- [What you need to do]: Without omitting anything, retype the data that follows.
Given data Start Marker
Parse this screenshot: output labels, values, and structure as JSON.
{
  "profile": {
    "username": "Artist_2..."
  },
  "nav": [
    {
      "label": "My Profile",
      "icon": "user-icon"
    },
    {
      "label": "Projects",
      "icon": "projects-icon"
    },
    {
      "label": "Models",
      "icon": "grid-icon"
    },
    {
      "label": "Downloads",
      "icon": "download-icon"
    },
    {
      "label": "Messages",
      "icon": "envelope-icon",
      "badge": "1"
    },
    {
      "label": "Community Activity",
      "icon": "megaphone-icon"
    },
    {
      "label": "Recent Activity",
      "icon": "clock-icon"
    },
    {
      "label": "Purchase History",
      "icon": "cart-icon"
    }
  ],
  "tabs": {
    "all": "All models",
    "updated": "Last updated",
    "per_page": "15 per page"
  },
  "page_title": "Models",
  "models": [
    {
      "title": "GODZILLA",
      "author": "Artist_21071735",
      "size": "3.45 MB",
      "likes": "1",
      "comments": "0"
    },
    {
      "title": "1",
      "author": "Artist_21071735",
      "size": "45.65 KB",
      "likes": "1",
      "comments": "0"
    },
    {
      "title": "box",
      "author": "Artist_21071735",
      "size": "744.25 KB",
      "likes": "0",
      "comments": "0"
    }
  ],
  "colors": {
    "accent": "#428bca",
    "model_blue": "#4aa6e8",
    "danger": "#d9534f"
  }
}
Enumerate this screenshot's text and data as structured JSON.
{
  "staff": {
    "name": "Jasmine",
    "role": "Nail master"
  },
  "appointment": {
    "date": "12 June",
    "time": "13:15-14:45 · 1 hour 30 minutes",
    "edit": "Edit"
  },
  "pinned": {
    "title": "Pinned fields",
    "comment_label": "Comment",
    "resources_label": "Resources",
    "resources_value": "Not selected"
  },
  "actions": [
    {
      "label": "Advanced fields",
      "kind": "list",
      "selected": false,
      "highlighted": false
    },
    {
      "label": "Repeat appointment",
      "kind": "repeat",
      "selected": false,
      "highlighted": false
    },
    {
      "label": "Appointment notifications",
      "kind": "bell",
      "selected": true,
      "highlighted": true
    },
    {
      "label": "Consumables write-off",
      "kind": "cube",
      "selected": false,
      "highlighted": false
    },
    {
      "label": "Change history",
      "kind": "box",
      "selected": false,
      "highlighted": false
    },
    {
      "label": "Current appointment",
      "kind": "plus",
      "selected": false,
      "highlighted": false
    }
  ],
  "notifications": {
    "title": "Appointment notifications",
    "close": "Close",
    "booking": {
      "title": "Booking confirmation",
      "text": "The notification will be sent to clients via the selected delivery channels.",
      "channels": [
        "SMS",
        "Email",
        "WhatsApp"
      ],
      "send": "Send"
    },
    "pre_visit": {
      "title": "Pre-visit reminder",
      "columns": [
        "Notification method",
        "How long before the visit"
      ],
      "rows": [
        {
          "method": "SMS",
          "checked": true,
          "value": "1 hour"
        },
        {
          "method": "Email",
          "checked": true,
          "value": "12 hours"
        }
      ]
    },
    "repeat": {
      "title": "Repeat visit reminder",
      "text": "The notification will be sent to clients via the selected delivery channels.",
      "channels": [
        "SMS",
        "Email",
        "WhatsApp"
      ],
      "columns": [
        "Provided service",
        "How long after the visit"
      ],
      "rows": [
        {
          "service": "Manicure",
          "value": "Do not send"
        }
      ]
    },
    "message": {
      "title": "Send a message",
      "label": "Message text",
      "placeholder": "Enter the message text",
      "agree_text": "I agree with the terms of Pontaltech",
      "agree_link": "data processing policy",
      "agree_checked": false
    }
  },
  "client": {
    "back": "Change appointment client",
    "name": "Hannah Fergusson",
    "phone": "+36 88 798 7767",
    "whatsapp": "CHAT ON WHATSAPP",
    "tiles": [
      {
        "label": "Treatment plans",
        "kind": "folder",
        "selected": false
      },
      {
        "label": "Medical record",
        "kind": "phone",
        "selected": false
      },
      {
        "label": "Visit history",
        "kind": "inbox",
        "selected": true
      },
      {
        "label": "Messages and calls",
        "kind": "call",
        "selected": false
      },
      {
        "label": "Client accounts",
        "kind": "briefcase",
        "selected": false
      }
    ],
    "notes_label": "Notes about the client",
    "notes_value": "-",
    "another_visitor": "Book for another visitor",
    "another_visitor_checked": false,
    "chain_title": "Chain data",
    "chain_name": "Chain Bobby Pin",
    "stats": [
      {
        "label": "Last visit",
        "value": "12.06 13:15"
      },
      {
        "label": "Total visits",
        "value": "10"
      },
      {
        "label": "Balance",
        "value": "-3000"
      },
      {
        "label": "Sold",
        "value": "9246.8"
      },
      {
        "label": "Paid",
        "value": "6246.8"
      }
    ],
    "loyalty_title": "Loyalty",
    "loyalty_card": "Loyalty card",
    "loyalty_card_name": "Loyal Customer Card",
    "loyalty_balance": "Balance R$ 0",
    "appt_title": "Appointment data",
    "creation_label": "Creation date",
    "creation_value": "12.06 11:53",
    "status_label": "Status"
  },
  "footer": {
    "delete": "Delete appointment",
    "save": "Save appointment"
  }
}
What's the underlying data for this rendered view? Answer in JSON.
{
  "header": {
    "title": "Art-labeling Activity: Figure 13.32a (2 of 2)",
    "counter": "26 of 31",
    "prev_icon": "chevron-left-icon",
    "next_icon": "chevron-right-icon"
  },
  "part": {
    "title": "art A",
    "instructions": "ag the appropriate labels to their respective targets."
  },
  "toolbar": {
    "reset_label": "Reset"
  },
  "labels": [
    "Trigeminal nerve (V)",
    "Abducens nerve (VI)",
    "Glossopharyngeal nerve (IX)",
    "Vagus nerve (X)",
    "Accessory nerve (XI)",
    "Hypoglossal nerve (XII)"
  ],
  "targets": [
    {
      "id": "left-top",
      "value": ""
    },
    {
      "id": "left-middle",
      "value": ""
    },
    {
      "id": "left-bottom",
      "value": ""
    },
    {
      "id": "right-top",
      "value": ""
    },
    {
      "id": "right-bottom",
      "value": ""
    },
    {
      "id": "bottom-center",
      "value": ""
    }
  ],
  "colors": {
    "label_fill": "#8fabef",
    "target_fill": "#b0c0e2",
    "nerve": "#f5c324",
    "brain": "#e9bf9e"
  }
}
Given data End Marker
- [Response to the exercise]:
Parse this screenshot: output labels, values, and structure as JSON.
{
  "profile": {
    "username": "Artist_2..."
  },
  "nav": [
    {
      "label": "My Profile",
      "icon": "user-icon"
    },
    {
      "label": "Projects",
      "icon": "projects-icon"
    },
    {
      "label": "Models",
      "icon": "grid-icon"
    },
    {
      "label": "Downloads",
      "icon": "download-icon"
    },
    {
      "label": "Messages",
      "icon": "envelope-icon",
      "badge": "1"
    },
    {
      "label": "Community Activity",
      "icon": "megaphone-icon"
    },
    {
      "label": "Recent Activity",
      "icon": "clock-icon"
    },
    {
      "label": "Purchase History",
      "icon": "cart-icon"
    }
  ],
  "tabs": {
    "all": "All models",
    "updated": "Last updated",
    "per_page": "15 per page"
  },
  "page_title": "Models",
  "models": [
    {
      "title": "GODZILLA",
      "author": "Artist_21071735",
      "size": "3.45 MB",
      "likes": "1",
      "comments": "0"
    },
    {
      "title": "1",
      "author": "Artist_21071735",
      "size": "45.65 KB",
      "likes": "1",
      "comments": "0"
    },
    {
      "title": "box",
      "author": "Artist_21071735",
      "size": "744.25 KB",
      "likes": "0",
      "comments": "0"
    }
  ],
  "colors": {
    "accent": "#428bca",
    "model_blue": "#4aa6e8",
    "danger": "#d9534f"
  }
}
Enumerate this screenshot's text and data as structured JSON.
{
  "staff": {
    "name": "Jasmine",
    "role": "Nail master"
  },
  "appointment": {
    "date": "12 June",
    "time": "13:15-14:45 · 1 hour 30 minutes",
    "edit": "Edit"
  },
  "pinned": {
    "title": "Pinned fields",
    "comment_label": "Comment",
    "resources_label": "Resources",
    "resources_value": "Not selected"
  },
  "actions": [
    {
      "label": "Advanced fields",
      "kind": "list",
      "selected": false,
      "highlighted": false
    },
    {
      "label": "Repeat appointment",
      "kind": "repeat",
      "selected": false,
      "highlighted": false
    },
    {
      "label": "Appointment notifications",
      "kind": "bell",
      "selected": true,
      "highlighted": true
    },
    {
      "label": "Consumables write-off",
      "kind": "cube",
      "selected": false,
      "highlighted": false
    },
    {
      "label": "Change history",
      "kind": "box",
      "selected": false,
      "highlighted": false
    },
    {
      "label": "Current appointment",
      "kind": "plus",
      "selected": false,
      "highlighted": false
    }
  ],
  "notifications": {
    "title": "Appointment notifications",
    "close": "Close",
    "booking": {
      "title": "Booking confirmation",
      "text": "The notification will be sent to clients via the selected delivery channels.",
      "channels": [
        "SMS",
        "Email",
        "WhatsApp"
      ],
      "send": "Send"
    },
    "pre_visit": {
      "title": "Pre-visit reminder",
      "columns": [
        "Notification method",
        "How long before the visit"
      ],
      "rows": [
        {
          "method": "SMS",
          "checked": true,
          "value": "1 hour"
        },
        {
          "method": "Email",
          "checked": true,
          "value": "12 hours"
        }
      ]
    },
    "repeat": {
      "title": "Repeat visit reminder",
      "text": "The notification will be sent to clients via the selected delivery channels.",
      "channels": [
        "SMS",
        "Email",
        "WhatsApp"
      ],
      "columns": [
        "Provided service",
        "How long after the visit"
      ],
      "rows": [
        {
          "service": "Manicure",
          "value": "Do not send"
        }
      ]
    },
    "message": {
      "title": "Send a message",
      "label": "Message text",
      "placeholder": "Enter the message text",
      "agree_text": "I agree with the terms of Pontaltech",
      "agree_link": "data processing policy",
      "agree_checked": false
    }
  },
  "client": {
    "back": "Change appointment client",
    "name": "Hannah Fergusson",
    "phone": "+36 88 798 7767",
    "whatsapp": "CHAT ON WHATSAPP",
    "tiles": [
      {
        "label": "Treatment plans",
        "kind": "folder",
        "selected": false
      },
      {
        "label": "Medical record",
        "kind": "phone",
        "selected": false
      },
      {
        "label": "Visit history",
        "kind": "inbox",
        "selected": true
      },
      {
        "label": "Messages and calls",
        "kind": "call",
        "selected": false
      },
      {
        "label": "Client accounts",
        "kind": "briefcase",
        "selected": false
      }
    ],
    "notes_label": "Notes about the client",
    "notes_value": "-",
    "another_visitor": "Book for another visitor",
    "another_visitor_checked": false,
    "chain_title": "Chain data",
    "chain_name": "Chain Bobby Pin",
    "stats": [
      {
        "label": "Last visit",
        "value": "12.06 13:15"
      },
      {
        "label": "Total visits",
        "value": "10"
      },
      {
        "label": "Balance",
        "value": "-3000"
      },
      {
        "label": "Sold",
        "value": "9246.8"
      },
      {
        "label": "Paid",
        "value": "6246.8"
      }
    ],
    "loyalty_title": "Loyalty",
    "loyalty_card": "Loyalty card",
    "loyalty_card_name": "Loyal Customer Card",
    "loyalty_balance": "Balance R$ 0",
    "appt_title": "Appointment data",
    "creation_label": "Creation date",
    "creation_value": "12.06 11:53",
    "status_label": "Status"
  },
  "footer": {
    "delete": "Delete appointment",
    "save": "Save appointment"
  }
}
What's the underlying data for this rendered view? Answer in JSON.
{
  "header": {
    "title": "Art-labeling Activity: Figure 13.32a (2 of 2)",
    "counter": "26 of 31",
    "prev_icon": "chevron-left-icon",
    "next_icon": "chevron-right-icon"
  },
  "part": {
    "title": "art A",
    "instructions": "ag the appropriate labels to their respective targets."
  },
  "toolbar": {
    "reset_label": "Reset"
  },
  "labels": [
    "Trigeminal nerve (V)",
    "Abducens nerve (VI)",
    "Glossopharyngeal nerve (IX)",
    "Vagus nerve (X)",
    "Accessory nerve (XI)",
    "Hypoglossal nerve (XII)"
  ],
  "targets": [
    {
      "id": "left-top",
      "value": ""
    },
    {
      "id": "left-middle",
      "value": ""
    },
    {
      "id": "left-bottom",
      "value": ""
    },
    {
      "id": "right-top",
      "value": ""
    },
    {
      "id": "right-bottom",
      "value": ""
    },
    {
      "id": "bottom-center",
      "value": ""
    }
  ],
  "colors": {
    "label_fill": "#8fabef",
    "target_fill": "#b0c0e2",
    "nerve": "#f5c324",
    "brain": "#e9bf9e"
  }
}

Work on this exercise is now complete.